For the destruction scene of the cube, no less than ten thirty-inch break-away models were blown up, supervised by Geoff Heron to depict the scene, the scene being shot by Martin Rosenberg from underneath with the high-speed camera protected by a piece of plywood that covered the matte box. "They blew up several black cubes packed with debris", stated Alex Jaeger, "and we were able to match up those blast elements to our model photography." As part of the compositing, explosions on the Borg cube's hull were colored green, to match the ship's interior and exterior color motif. (Cinefex, issue 69, p. 109) Rosenberg added, "At the end of each take, the matte box was maybe 4" deep in plastic! We knew when the shot was finished when we couldn't see anything!" (American Cinematographer, December 1996, p. 70)
Used only once, though some footage taken for the movie was later used in VOY: "Unity", the model, known as Lot 105, part of the 40 Years of Star Trek: The Collection auction, estimated at US$1,000-$1,500, was eventually sold on 5 October 2006 with a winning bid of US$80,000 ($96,000 including buyer's premium), in the process becoming the most undervalued object of the auction.
The CGI studio model
As USS Voyager approached Borg space in season 3 of the series, it was clear they would run into their ships sooner or later as they would in "Unity". Since the visual effects of the series was already in the midst of the transition from traditional miniature photography to CGI, the decision was quickly made to make the Borg vessels CGI models. wbm The model was built at Foundation Imaging by Emile Edwin Smith, who based it on both the Next Generation and First Contact physical models, elaborating, "Well, when I built the new cube for Voyager I based everything off image maps and then modeled around them.

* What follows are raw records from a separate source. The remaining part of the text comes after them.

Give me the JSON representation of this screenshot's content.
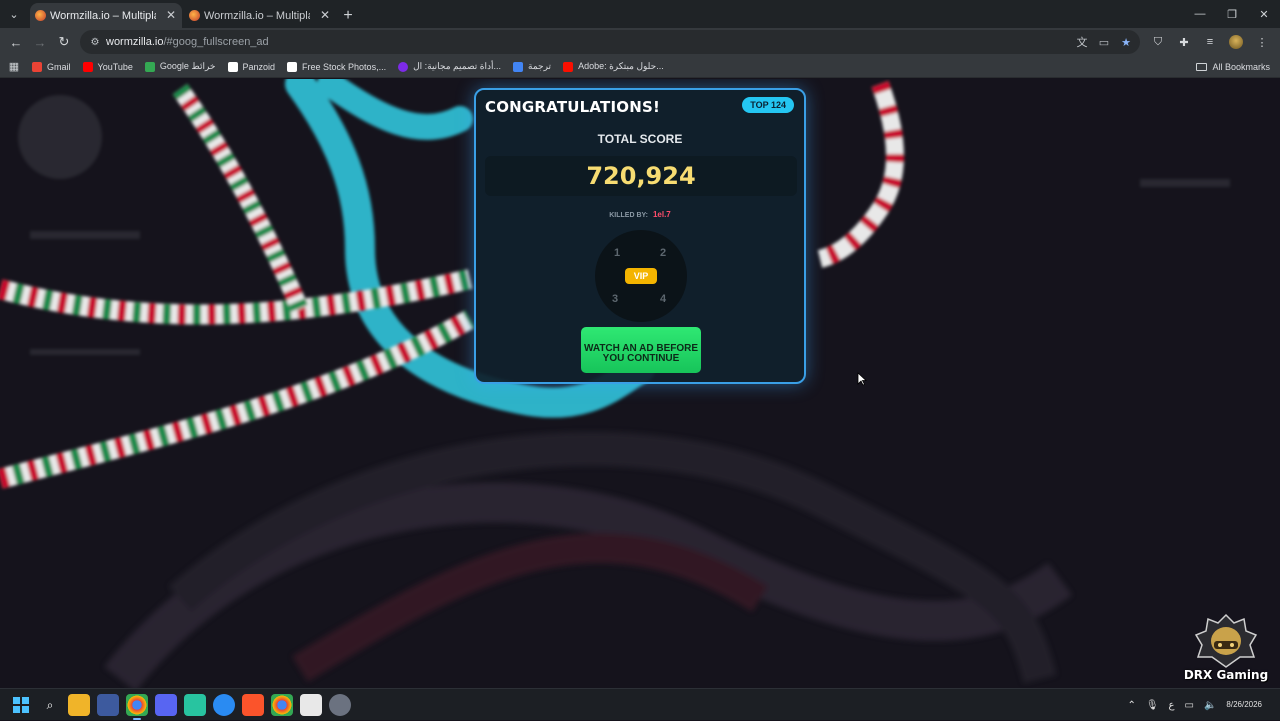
{
  "browser": {
    "tabs": [
      {
        "title": "Wormzilla.io – Multiplayer Snak",
        "active": true
      },
      {
        "title": "Wormzilla.io – Multiplayer Snak",
        "active": false
      }
    ],
    "url_host": "wormzilla.io",
    "url_rest": "/#goog_fullscreen_ad",
    "bookmarks": [
      {
        "label": "Gmail",
        "icon": "gmail-icon",
        "color": "#ea4335"
      },
      {
        "label": "YouTube",
        "icon": "youtube-icon",
        "color": "#ff0000"
      },
      {
        "label": "Google خرائط",
        "icon": "google-maps-icon",
        "color": "#34a853"
      },
      {
        "label": "Panzoid",
        "icon": "panzoid-icon",
        "color": "#ffffff"
      },
      {
        "label": "Free Stock Photos,...",
        "icon": "pexels-icon",
        "color": "#ffffff"
      },
      {
        "label": "أداة تصميم مجانية: ال...",
        "icon": "canva-icon",
        "color": "#7d2ae8"
      },
      {
        "label": "ترجمة",
        "icon": "translate-icon",
        "color": "#4285f4"
      },
      {
        "label": "Adobe: حلول مبتكرة...",
        "icon": "adobe-icon",
        "color": "#fa0f00"
      }
    ],
    "all_bookmarks_label": "All Bookmarks"
  },
  "game_over": {
    "title": "CONGRATULATIONS!",
    "rank_badge": "TOP 124",
    "score_label": "TOTAL SCORE",
    "score": "720,924",
    "killed_by_label": "KILLED BY:",
    "killed_by_name": "1el.7",
    "wheel_slots": [
      "1",
      "2",
      "3",
      "4"
    ],
    "vip_label": "VIP",
    "watch_button": "WATCH AN AD BEFORE YOU CONTINUE",
    "accent_color": "#3a9fe6",
    "score_color": "#f7dc72",
    "button_color": "#2fe873"
  },
  "watermark": {
    "text": "DRX Gaming"
  },
  "taskbar": {
    "apps": [
      "start-icon",
      "search-icon",
      "file-explorer-icon",
      "app-icon",
      "chrome-icon",
      "discord-icon",
      "app-icon",
      "app-icon",
      "brave-icon",
      "chrome-icon",
      "store-icon",
      "settings-icon"
    ],
    "date": "8/26/2026",
    "language": "ع"
  }
}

To make it real simple I had an underlying cube that was mapped with an image. I then took the main image that I had created into modeller and started building on it. Basically it was large areas of chunkiness raised above the inner cube with many of the detailed areas of the map modeled on these areas. I also interconnected the pieces with tubes and added edge pieces to make it look more dimensional and 3d on the edges."  Making its debut in "Unity", this model was used in every subsequent episode the cube made an appearance in, though some stock footage taken from the First Contact model was also used, as Smith has stated, "In the episode Unity, I built the Borg ship, and we animated 90% of all the visual effects, the other 10% were stock model shots. Of course this varies with each episode, some we do no work on, but that is typical..."
Annika's toy model
On one occasion a Borg cube appeared that did not represent a real in-universe vessel, but rather a model. It was the model Annika Hansen played with in Voyager's season 5 Borg-heavy episode "Dark Frontier". Berated by her father, Magnus Hansen, who admonished his daughter that it was not a toy, young Annika nevertheless used it as such. The model used in the episode actually was a commercially-available toy, the 1994 Borg cube from Playmates Toys, No.6158, which was (loosely) modeled after the television model and which as merchandise featured engines, tractor beam, laser cannon sounds, and a light-up interior.
- Designing Borg Ships - On-line version of the article written by John Eaves that originally appeared in Star Trek: The Magazine Volume 1, Issue 23, March 2001